• _Source records_:
= Beginning of Section =

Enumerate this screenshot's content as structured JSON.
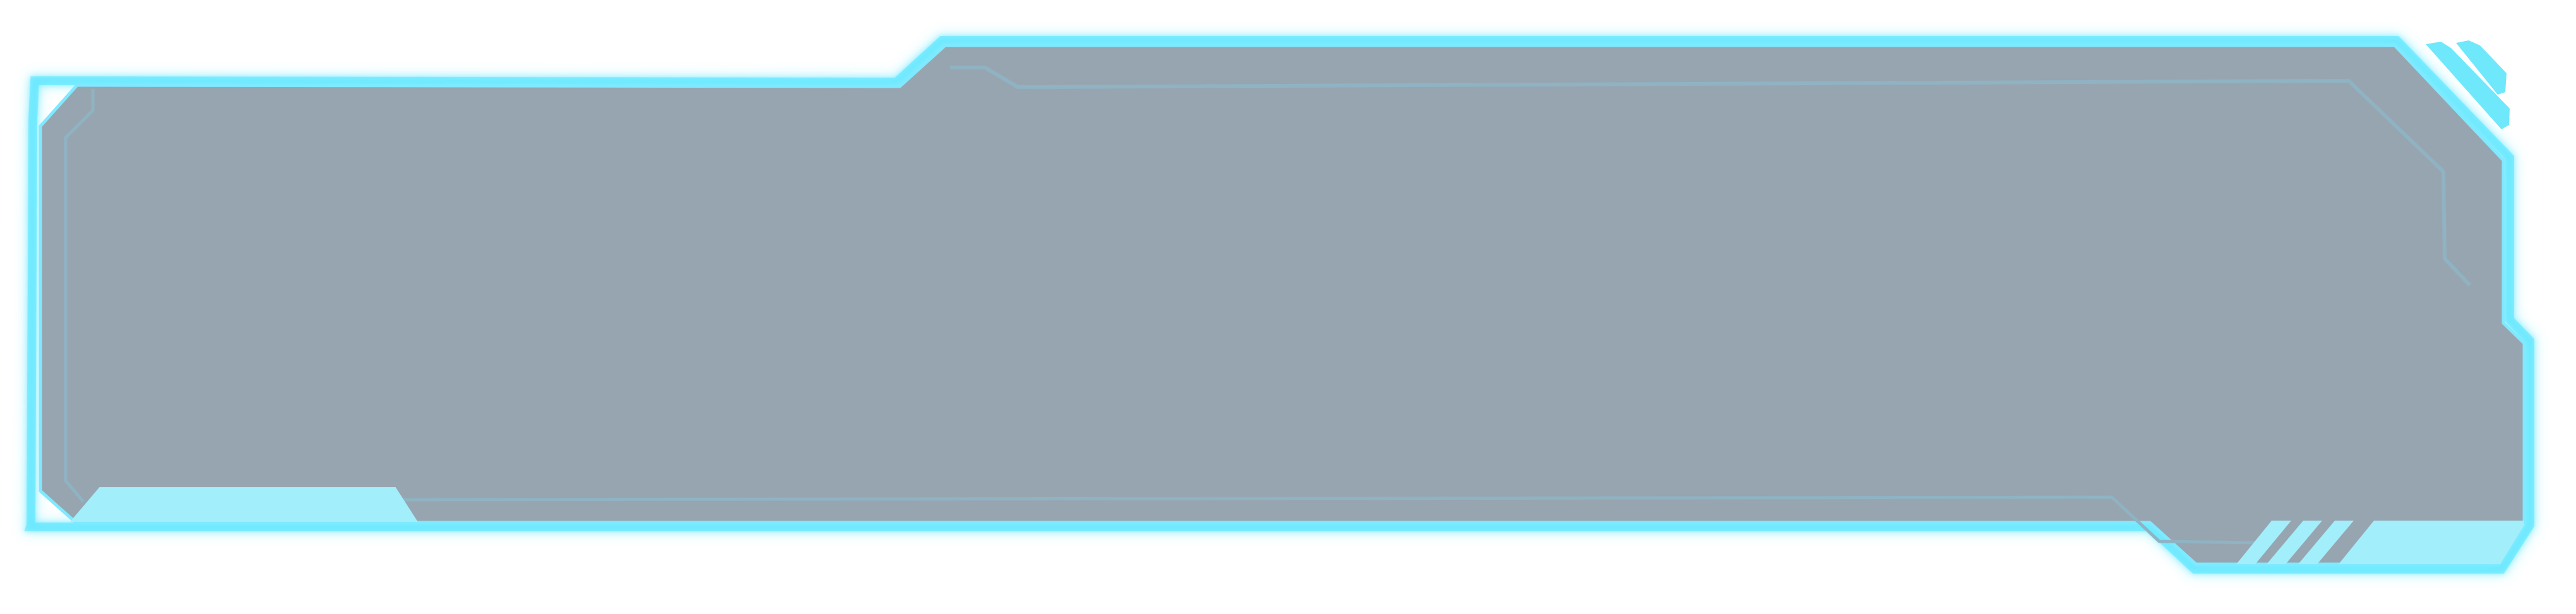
{
  "panel": {
    "fill_color": "#97a5b0",
    "glow_color": "#55e6ff",
    "border_color": "#7fe9ff",
    "accent_color": "#a2eefb",
    "inner_line_color": "#8fb3c3",
    "top_right_stripes": 2,
    "bottom_right_stripes": 3
  }
}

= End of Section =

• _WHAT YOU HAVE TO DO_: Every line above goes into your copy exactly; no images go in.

• _ANSWER TO THE EXERCISE_:
Enumerate this screenshot's content as structured JSON.
{
  "panel": {
    "fill_color": "#97a5b0",
    "glow_color": "#55e6ff",
    "border_color": "#7fe9ff",
    "accent_color": "#a2eefb",
    "inner_line_color": "#8fb3c3",
    "top_right_stripes": 2,
    "bottom_right_stripes": 3
  }
}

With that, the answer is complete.